To cut Russian financing, the sanctions target the Russian banking market and key state-owned companies, including the exclusion of sanctioned banks from the SWIFT-system, which will severely complicate financial transactions. Financial sanctions also target the Belarusian government and state-owned companies.

Further information can be found on the following websites. As the situation is rapidly evolving, we recommend monitoring at least these websites for updates.

EU: https://www.consilium.europa.eu/en/press/press-releases/

UK: https://www.gov.uk/government/latest?departments%5B%5D=office-of-financial-sanctions-implementation

US: https://home.treasury.gov/news/press-releases

 

Additionally, the following sanctions tools are provided for individual searches:

 

EU/UN: https://www.sanctionsmap.eu/#/main

UK: https://sanctionssearch.ofsi.hmtreasury.gov.uk/

US: https://home.treasury.gov/policy-issues/financial-sanctions/sanctions-list-search-tool

 

Clients who are involved in any trade with Russian or Belarusian interests are strongly recommended to consider their position and risks in respect of not only the prevailing sanctions but also any other possible risks and exposures that may be encountered in Russia, Belarus, and Ukraine due to the military action in Ukraine.

If clients however are planning to conclude new agreements with their counterparties and the business involves any Russian or Belarusian aspects, it is advisable to consider and review the suggested terms and conditions extra carefully to ensure that, as a minimum, relevant sanction clauses are included in the agreement. An efficient sanction clause may assist clients to derogate from their obligations under the agreement or perhaps even terminate the agreement, should a party become a sanctioned person or entity at a later stage.

Even though the trade or a call to Russia would be lawful, problems may arise if, for example, a casualty takes place in Russian waters. There are many persons and entities on sanctions lists, and if any such person or entity gets involved, for example in the salvage operations or turns out to be a claimant, Alandia may not be able to assist with providing a security or even worse, to pay compensation under the insurance contract.

It may be difficult to make payments to Russia even if the transaction would be lawful.

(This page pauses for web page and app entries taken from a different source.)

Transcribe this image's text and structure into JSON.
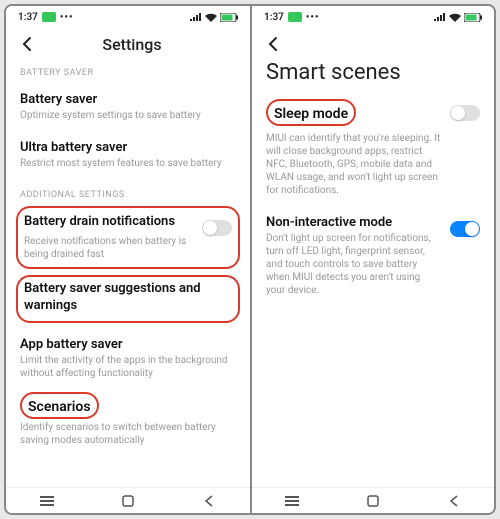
{
  "status": {
    "time": "1:37",
    "dots": "•••"
  },
  "left": {
    "header_title": "Settings",
    "section1_label": "BATTERY SAVER",
    "battery_saver": {
      "title": "Battery saver",
      "sub": "Optimize system settings to save battery"
    },
    "ultra_battery_saver": {
      "title": "Ultra battery saver",
      "sub": "Restrict most system features to save battery"
    },
    "section2_label": "ADDITIONAL SETTINGS",
    "drain_notifications": {
      "title": "Battery drain notifications",
      "sub": "Receive notifications when battery is being drained fast"
    },
    "suggestions": {
      "title": "Battery saver suggestions and warnings"
    },
    "app_battery_saver": {
      "title": "App battery saver",
      "sub": "Limit the activity of the apps in the background without affecting functionality"
    },
    "scenarios": {
      "title": "Scenarios",
      "sub": "Identify scenarios to switch between battery saving modes automatically"
    }
  },
  "right": {
    "big_title": "Smart scenes",
    "sleep_mode": {
      "title": "Sleep mode",
      "sub": "MIUI can identify that you're sleeping. It will close background apps, restrict NFC, Bluetooth, GPS, mobile data and WLAN usage, and won't light up screen for notifications."
    },
    "non_interactive": {
      "title": "Non-interactive mode",
      "sub": "Don't light up screen for notifications, turn off LED light, fingerprint sensor, and touch controls to save battery when MIUI detects you aren't using your device."
    }
  }
}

Many of the Russian banks are sanctioned, but in addition banks in general have strict compliance policies and   avoid being involved in transactions with potential sanctions exposure. We are expecting these challenges to increase due to recent sanctions already imposed, as well as any new measures which will be targeted against Russia.

We kindly remind our clients that in general, failure to comply with the EU, the UN, the UK, and the US sanctions legislation will have implications for the insurance cover.

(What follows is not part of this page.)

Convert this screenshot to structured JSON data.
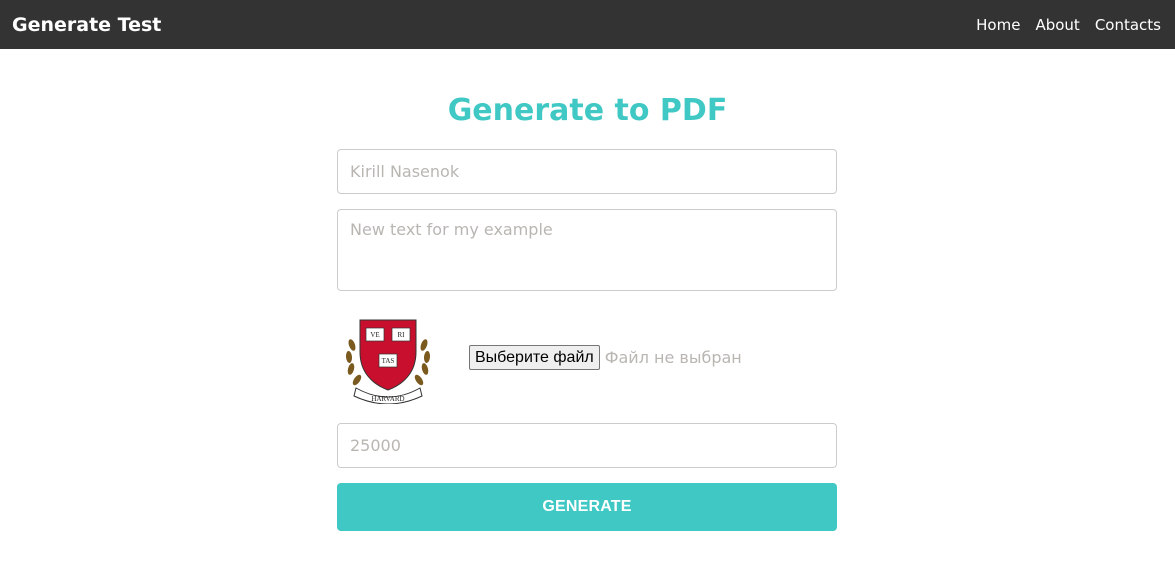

Please note however, that the insurance cover shall not be prejudiced only because a client is trading to Russia. If the client has performed due diligence thoroughly and is complying with the relevant sanction legislation, the insurance cover is to remain intact, subject to applicable terms and conditions. This of course will be finally determined on a case-by-case basis.

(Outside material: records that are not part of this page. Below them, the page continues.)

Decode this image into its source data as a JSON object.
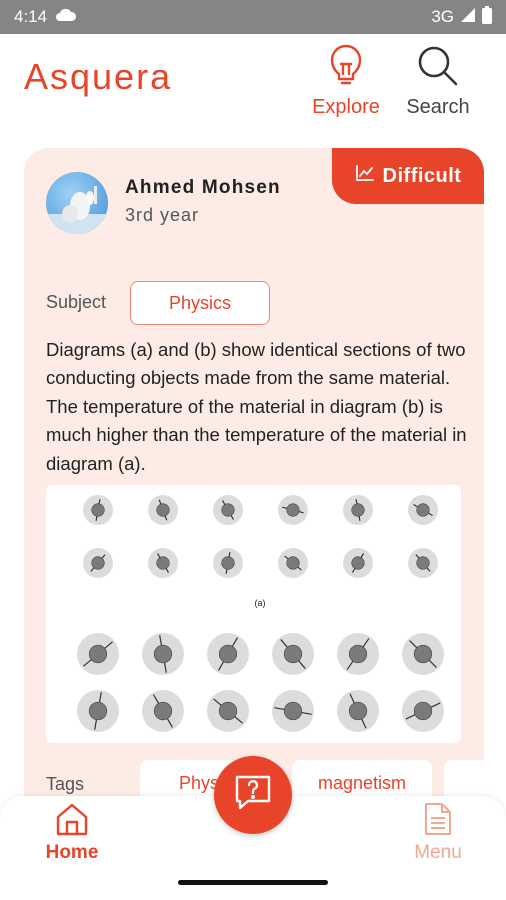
{
  "status": {
    "time": "4:14",
    "network": "3G"
  },
  "header": {
    "brand": "Asquera",
    "explore_label": "Explore",
    "search_label": "Search"
  },
  "post": {
    "difficulty": "Difficult",
    "author_name": "Ahmed Mohsen",
    "author_year": "3rd year",
    "subject_label": "Subject",
    "subject_value": "Physics",
    "question": "Diagrams (a) and (b) show identical sections of two conducting objects made from the same material. The temperature of the material in diagram (b) is much higher than the temperature of the material in diagram (a).",
    "figure_caption": "(a)",
    "tags_label": "Tags",
    "tags": [
      "Physics",
      "magnetism",
      ""
    ]
  },
  "bottom_nav": {
    "home_label": "Home",
    "menu_label": "Menu"
  },
  "colors": {
    "accent": "#e8442a",
    "card_bg": "#fdece5",
    "status_bar": "#858585"
  }
}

Finally, we would like to remind our clients that Ukrainian and Russian waters in the Black Sea and the Sea of Azov have been added to Joint War Committee (JWC) Hull War, Piracy, Terrorism and Related Perils Listed Areas on 15 February 2022.

Therefore, Alandia has given a notice in respect of the Areas of Perceived Enhanced Risk to come into line with the JWC’s Listed Areas. Alandia has announced that the new Listed Areas will be incorporated into all War Risk Insurance Policies where Alandia is the Leading Underwriter. The new listed areas will take effect from 1 March 2022 (please see https://alandia.com/news/jwla-028-black-sea-and-sea-of-azov/).

We urge all our clients to be observant of any sanctions which may regard their business and trade to and from Ukraine, Russia, and Belarus. We would also like to remind that it is the client’s obligation to carry out thorough due diligence before making a call to any port in Ukraine or Russia or concluding an agreement with any party possibly having a controlling interest in Russia or Belarus.

Please contact your underwriter for further information.